LK: I really enjoyed my time in the Faroe Islands. It was a nice place and totally different culture there. The set up was good at the club and we were in the top division where we ended in 6th position and reached the semi-final of the cup. We lost to the eventual winners EB Streymur who went on to play Man City in the Uefa Cup. The standard was similar to the Welsh Premier League. It was disappointing that my time was cut short there through injury.
In Estonia, I played with JK Tammeka Tartu in the Estonian Premier League. I had a successful trial period in January 2011 and I signed for 6 months. I later left after 3 weeks due to personal reasons.
LB: Wales’ young team have had a bad start to World Cup Qualifying. Which (if any) of the current team did you play with when you played for Wales in your younger days? Who was the best? Is there anyone that you are surprised hasn’t made it yet?
LK: There were a few players around the Welsh scene when I was younger including Aaron Ramsey, Gareth Bale, Chris Gunter, Joe Allen,Rhys Taylor, Darcy Blake and also former U21 captain Shaun Macdonald. The best player I played with was Joe Allen. He has unbelievable ability and is going to be a world class player in the future. I was quite surprised that Scott Evans (former Swansea / Man City) player never got to the U21’s or 1st team because he was always highly thought of.
LB: On the Ammanford AFC website, your interesting fact says that you ‘smashed’ Theo Walcott at U15 level. Could you tell us about that?
LK: We were playing for Swansea City away to Southampton in a friendly which Malcolm Elias, former Swansea and Saints’ Head of Academy, set up. Theo was on the wing and none of us could get near him as soon as he started to accelerate. One time I read what he was doing and tackled him fairly but off the pitch at the same time. Shortly afterwards, he went onto Arsenal and England and I will always remember that moment.
LB: It’s around 9 months since Lost Boyos began and we’ve found Welshman all over the world. Would you like to continue living and playing abroad and if so, where?
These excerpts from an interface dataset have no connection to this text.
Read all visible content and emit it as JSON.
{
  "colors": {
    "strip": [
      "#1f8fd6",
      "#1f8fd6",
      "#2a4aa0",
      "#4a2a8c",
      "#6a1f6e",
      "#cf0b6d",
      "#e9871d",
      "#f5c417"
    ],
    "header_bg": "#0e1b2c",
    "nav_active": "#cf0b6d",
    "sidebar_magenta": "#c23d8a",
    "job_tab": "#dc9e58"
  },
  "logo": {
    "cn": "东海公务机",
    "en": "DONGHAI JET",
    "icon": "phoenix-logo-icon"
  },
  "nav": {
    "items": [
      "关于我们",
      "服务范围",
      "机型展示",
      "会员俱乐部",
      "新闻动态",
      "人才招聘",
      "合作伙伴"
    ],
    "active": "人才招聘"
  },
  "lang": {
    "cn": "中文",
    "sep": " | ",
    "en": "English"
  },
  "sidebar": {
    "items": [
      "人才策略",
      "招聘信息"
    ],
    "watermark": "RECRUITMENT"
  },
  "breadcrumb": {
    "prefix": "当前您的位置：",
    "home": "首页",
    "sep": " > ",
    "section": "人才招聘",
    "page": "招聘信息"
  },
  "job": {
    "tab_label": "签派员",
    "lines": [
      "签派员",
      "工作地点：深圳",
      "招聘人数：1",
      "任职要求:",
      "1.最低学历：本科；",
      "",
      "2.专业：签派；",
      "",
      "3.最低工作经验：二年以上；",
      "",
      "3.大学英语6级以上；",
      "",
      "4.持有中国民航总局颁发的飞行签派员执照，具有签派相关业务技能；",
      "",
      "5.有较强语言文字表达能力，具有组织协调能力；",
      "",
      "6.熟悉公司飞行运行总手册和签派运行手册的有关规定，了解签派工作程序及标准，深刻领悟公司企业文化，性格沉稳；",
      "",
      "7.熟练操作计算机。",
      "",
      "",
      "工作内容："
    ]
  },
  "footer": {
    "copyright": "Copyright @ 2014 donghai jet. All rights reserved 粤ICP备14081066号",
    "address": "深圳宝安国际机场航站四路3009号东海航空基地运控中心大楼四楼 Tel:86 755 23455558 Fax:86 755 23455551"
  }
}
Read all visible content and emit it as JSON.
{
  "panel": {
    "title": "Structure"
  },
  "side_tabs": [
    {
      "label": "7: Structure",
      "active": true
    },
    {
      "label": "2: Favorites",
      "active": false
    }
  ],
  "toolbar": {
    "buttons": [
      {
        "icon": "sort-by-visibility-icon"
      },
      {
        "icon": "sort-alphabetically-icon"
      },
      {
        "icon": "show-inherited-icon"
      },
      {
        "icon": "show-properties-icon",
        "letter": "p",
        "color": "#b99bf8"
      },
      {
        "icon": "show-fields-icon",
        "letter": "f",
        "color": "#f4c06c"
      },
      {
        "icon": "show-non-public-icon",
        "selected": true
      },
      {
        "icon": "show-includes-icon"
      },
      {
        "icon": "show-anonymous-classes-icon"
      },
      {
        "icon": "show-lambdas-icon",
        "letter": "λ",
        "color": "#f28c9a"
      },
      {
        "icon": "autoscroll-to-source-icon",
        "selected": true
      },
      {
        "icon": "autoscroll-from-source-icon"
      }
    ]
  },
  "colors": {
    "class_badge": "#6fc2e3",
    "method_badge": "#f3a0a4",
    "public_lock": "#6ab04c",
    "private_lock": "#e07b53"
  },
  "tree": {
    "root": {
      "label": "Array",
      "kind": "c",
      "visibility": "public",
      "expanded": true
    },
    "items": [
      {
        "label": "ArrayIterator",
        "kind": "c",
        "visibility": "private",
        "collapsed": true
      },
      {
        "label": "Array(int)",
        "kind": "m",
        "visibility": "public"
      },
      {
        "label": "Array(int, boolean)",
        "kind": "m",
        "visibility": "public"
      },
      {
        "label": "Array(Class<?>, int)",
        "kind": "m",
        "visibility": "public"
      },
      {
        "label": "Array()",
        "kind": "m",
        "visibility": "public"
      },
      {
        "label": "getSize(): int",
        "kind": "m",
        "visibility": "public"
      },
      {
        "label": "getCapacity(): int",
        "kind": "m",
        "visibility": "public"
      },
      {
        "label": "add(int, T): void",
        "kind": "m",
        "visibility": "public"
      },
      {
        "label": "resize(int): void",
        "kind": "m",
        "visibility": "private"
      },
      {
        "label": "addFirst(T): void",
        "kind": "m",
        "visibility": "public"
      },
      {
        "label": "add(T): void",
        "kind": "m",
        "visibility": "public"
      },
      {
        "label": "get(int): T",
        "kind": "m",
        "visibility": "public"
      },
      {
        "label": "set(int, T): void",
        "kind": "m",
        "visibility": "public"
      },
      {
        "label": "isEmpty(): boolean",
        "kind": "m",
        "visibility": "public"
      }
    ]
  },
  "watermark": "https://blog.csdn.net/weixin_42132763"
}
LK: Yes, the plan is to definitely continue playing abroad. The challenge on and off the field while playing abroad keeps me busy and I look forward to doing it for years to come. I have played in Iceland, Faroe Islands and Estonia so far and I would be open to offers if any other opportunities in other countries came up. To live in Scandinavia is amazing, but I have always wanted to play in the USA at some stage of my career.
LB: What attracts you to playing football in the US?
LK: I have always been a big follower of the MLS; big stadiums, large crowds and that is something I would love to be a part of. Also the country as a whole. It is a great place and I have definitely set a goal to play there in the near future.
You can follow Liam Killa on Twitter at @LiamKilla4